Why did you think it was important to make the movie?

Bas Welling (executive producer Wefilm): "When Mijn Kind Online came to us with Freek's story it shocked us. You directly feel the emotion he must have felt when his identity was misused. The main goal of our movie was to make the audience feel that emotion as well. When we first started we were focusing on a true reconstruction of what happened to Freek, however that way we feel it's hard to really touch people. That's why we chose to do it another way. In our film Freek reads the online texts to his future peers, to make it as real as possible to them.

What kind of company is Wefilm?

Welling: "At Wefilm we make films that are so special that they're worth watching and sharing. We try to put as much emotion as possible in a film, to send a very clear message. That way it creates commotion and really appeals to people. Previously we produced a series about Max the hacker, watched over 31 million times on YouTube. We also created the acclaimed DELA champagne, in which people speech publicly to each other (together with Ogilvy & Mather). For Heineken dropped we traveled the world (together with W+K Amsterdam) and recently we created a Hackers' Tutorial for Digibewust, in which a hacker shows how to become rich within a week. Our films are diverse, but the common factor is they all caused emotional impact on the viewers. We tried to do the same thing for Mijn Kind Online, and it's nice to know our film helped to get the media involved and talk about the subject."
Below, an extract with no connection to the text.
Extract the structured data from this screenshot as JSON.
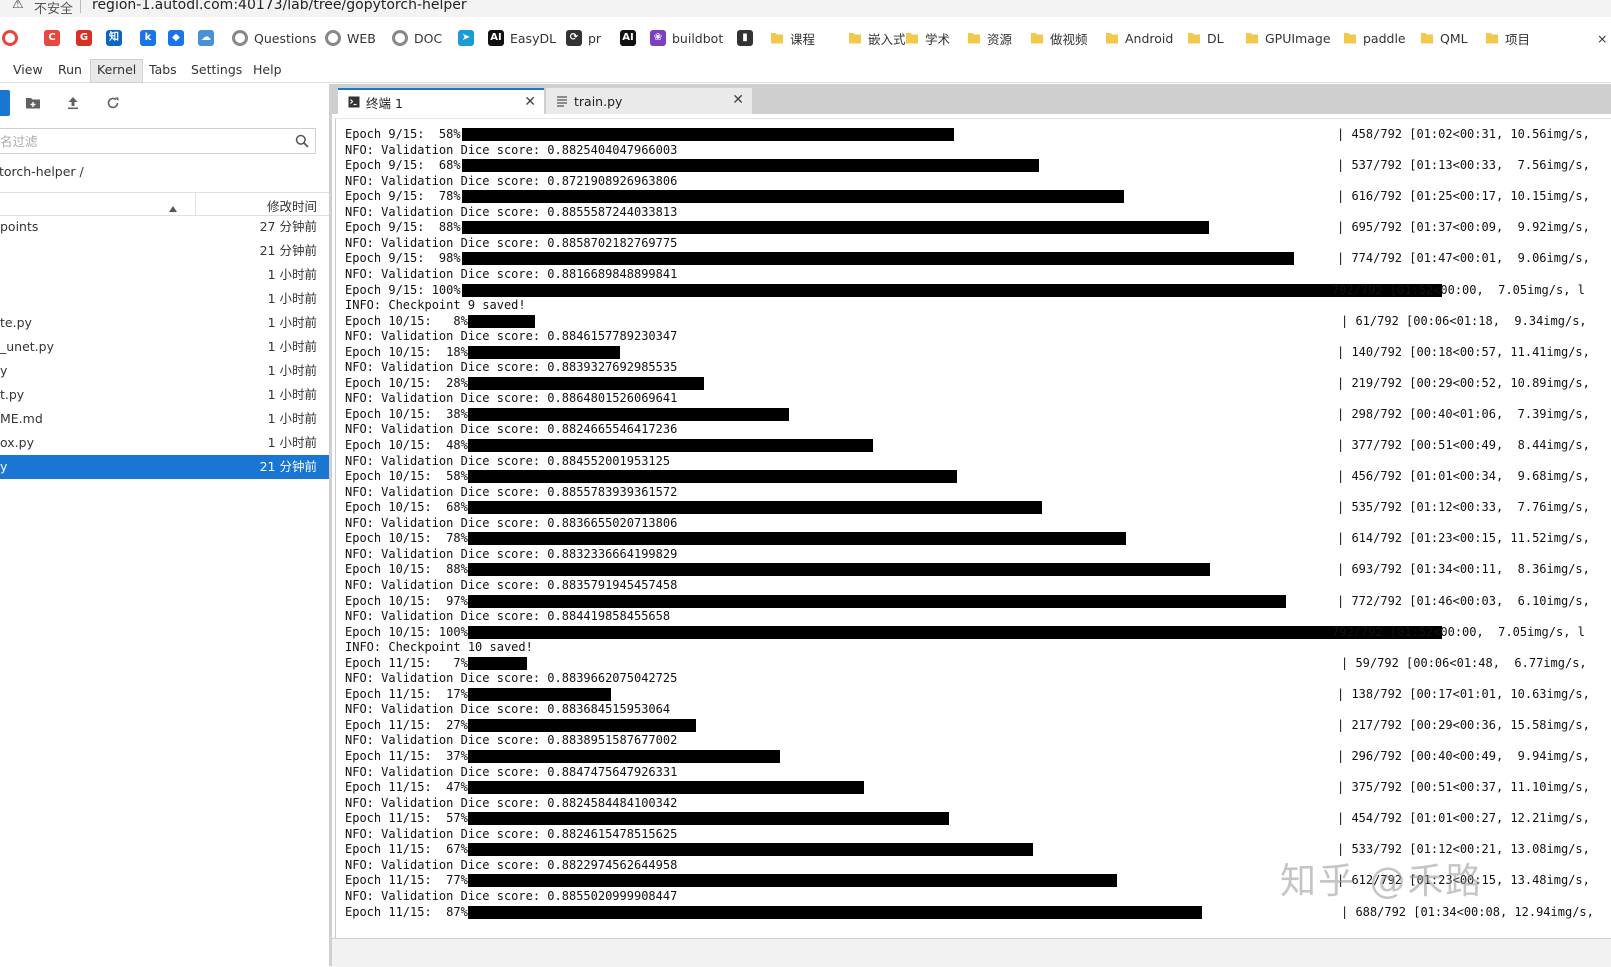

Where did you get the idea for this film?

Jona Honer (director Wefilm): "The principle of this concept was to reflect the core of the problem in a simple setting and in an emotional manner. Communication through social networks has the alienating effect that you never directly see how the receiving person responds. To make it even more complex: in Freeks' case there are people pretending to be Freek but in reality they only want to mess with him. The receiver doesn't know this and therefore forms a negative opinion about the real Freek as well. To me the most touching part of Freeks' story is that he'll never be able to start with a clean slate. When Freek goes to a new school and his peers search his name on Google, their first impression of Freek will be negative. And everybody knows: you only get one chance to make a first impression."

Can you tell us about the making of the film?

Honer: "The practical part caused some ethical dilemma's, in particular how far you can go concerning thirteen year old children. I therefore composed the text in close consultation with the parents and the actor who plays Freek. As a starting point we used a real case study on a boy that has been bullied online with fake profiles. The children in the film see what they would see if they'd actually searched for Freek online. They all thought Freek was a real person. After filming I explained the construction to them and they all fully supported their participation."